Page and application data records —

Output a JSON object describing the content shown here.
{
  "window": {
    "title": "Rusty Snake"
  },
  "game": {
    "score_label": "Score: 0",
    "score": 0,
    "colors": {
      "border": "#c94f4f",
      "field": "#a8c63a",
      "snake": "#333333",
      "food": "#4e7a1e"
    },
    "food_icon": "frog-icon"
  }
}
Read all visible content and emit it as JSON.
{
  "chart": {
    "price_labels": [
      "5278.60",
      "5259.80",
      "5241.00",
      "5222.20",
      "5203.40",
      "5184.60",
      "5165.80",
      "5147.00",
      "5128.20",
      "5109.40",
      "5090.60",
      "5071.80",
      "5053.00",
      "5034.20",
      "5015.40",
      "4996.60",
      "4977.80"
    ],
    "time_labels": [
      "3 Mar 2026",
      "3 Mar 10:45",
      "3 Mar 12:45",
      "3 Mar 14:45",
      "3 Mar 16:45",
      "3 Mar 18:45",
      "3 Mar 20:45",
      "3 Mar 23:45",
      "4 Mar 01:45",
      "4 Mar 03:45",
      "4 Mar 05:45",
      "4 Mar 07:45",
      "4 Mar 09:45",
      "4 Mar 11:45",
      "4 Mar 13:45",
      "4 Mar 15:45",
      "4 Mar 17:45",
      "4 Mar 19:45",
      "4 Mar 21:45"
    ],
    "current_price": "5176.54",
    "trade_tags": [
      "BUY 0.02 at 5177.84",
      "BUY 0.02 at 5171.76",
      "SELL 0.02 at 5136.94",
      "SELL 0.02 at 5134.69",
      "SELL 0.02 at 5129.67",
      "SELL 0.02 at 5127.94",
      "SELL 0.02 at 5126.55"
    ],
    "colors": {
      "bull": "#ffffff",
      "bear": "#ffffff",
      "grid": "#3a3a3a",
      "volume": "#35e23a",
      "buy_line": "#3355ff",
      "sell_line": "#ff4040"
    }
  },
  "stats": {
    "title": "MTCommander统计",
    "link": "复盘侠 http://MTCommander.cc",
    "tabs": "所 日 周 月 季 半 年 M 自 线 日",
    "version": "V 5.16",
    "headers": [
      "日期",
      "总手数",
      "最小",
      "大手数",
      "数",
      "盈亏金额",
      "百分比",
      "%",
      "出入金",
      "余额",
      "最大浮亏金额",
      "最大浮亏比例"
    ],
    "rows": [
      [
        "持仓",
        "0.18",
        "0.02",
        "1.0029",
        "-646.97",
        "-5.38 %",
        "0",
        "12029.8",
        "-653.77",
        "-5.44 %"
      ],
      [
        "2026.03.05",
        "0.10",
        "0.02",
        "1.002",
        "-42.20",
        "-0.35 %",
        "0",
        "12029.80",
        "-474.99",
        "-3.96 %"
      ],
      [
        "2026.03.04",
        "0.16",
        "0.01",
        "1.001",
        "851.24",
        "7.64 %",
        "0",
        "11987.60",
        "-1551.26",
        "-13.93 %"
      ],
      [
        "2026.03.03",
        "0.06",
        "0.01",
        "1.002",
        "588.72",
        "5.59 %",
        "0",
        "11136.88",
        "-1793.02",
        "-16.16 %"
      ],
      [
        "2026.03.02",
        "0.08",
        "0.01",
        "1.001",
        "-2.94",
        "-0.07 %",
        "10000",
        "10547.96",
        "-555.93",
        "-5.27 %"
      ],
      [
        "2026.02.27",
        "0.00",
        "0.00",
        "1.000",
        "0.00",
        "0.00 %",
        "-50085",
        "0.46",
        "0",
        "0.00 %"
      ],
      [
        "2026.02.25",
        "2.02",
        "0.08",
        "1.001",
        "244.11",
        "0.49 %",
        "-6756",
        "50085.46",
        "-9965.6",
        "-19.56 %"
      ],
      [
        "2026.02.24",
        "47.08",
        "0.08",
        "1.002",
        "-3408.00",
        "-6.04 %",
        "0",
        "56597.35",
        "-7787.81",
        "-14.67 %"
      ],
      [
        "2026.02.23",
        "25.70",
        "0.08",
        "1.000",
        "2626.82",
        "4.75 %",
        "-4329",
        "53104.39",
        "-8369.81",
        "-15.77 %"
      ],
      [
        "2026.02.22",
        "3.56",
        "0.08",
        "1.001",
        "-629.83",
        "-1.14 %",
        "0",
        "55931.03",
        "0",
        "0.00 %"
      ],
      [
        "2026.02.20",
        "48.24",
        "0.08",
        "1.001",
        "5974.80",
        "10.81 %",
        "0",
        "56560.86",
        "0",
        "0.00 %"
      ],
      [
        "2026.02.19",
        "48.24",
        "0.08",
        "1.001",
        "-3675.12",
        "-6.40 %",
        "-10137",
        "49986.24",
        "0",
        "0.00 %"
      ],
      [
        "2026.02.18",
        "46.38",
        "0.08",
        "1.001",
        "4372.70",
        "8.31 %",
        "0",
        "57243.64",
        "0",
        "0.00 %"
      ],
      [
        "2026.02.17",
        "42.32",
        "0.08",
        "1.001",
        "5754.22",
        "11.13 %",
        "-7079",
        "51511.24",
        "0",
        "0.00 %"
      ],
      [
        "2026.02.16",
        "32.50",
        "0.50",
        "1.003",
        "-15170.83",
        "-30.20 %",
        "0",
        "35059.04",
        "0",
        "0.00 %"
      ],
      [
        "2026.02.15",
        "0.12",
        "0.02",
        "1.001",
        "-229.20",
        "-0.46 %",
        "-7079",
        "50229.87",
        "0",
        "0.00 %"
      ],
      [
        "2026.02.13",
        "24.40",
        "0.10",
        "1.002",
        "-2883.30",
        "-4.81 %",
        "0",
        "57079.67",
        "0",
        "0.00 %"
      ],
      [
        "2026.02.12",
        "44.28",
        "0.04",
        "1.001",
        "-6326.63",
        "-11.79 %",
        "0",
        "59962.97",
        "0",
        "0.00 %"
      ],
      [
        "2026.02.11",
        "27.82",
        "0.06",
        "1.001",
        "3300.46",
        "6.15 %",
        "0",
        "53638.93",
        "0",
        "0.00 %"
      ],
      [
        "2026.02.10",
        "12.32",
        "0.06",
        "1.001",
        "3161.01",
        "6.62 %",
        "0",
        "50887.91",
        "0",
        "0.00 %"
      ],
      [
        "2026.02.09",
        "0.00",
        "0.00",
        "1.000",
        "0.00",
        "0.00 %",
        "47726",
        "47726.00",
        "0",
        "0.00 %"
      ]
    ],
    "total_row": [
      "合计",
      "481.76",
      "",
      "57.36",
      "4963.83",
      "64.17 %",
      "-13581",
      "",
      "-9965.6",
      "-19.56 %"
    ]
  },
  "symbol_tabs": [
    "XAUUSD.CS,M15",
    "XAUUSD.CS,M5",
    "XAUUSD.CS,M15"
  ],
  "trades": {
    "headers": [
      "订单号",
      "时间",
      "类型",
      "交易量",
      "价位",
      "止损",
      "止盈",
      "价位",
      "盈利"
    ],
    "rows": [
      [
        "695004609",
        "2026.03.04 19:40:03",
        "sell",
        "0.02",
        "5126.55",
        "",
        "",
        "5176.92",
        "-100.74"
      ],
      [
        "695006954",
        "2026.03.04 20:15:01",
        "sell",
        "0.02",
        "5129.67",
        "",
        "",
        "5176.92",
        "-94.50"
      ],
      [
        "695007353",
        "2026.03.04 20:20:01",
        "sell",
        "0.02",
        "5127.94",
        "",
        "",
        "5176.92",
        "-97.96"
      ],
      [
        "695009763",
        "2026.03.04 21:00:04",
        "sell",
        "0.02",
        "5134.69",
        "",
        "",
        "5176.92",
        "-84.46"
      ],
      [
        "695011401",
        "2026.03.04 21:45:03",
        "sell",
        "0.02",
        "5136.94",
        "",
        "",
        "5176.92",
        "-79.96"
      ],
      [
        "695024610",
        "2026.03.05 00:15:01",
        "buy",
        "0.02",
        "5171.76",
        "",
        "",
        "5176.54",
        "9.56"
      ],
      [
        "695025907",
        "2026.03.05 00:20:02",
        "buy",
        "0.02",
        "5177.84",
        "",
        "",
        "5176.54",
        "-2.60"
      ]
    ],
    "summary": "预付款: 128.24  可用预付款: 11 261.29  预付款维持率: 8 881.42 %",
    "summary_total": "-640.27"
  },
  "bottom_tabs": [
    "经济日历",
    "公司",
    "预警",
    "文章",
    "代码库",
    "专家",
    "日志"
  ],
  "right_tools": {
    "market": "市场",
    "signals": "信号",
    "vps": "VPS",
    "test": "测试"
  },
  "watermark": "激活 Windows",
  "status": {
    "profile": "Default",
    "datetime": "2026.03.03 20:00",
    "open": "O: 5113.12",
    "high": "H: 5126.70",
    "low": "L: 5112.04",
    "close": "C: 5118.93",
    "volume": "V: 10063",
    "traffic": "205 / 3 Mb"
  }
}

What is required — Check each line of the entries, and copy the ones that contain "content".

Task solution —
Output a JSON object describing the content shown here.
Read all visible content and emit it as JSON.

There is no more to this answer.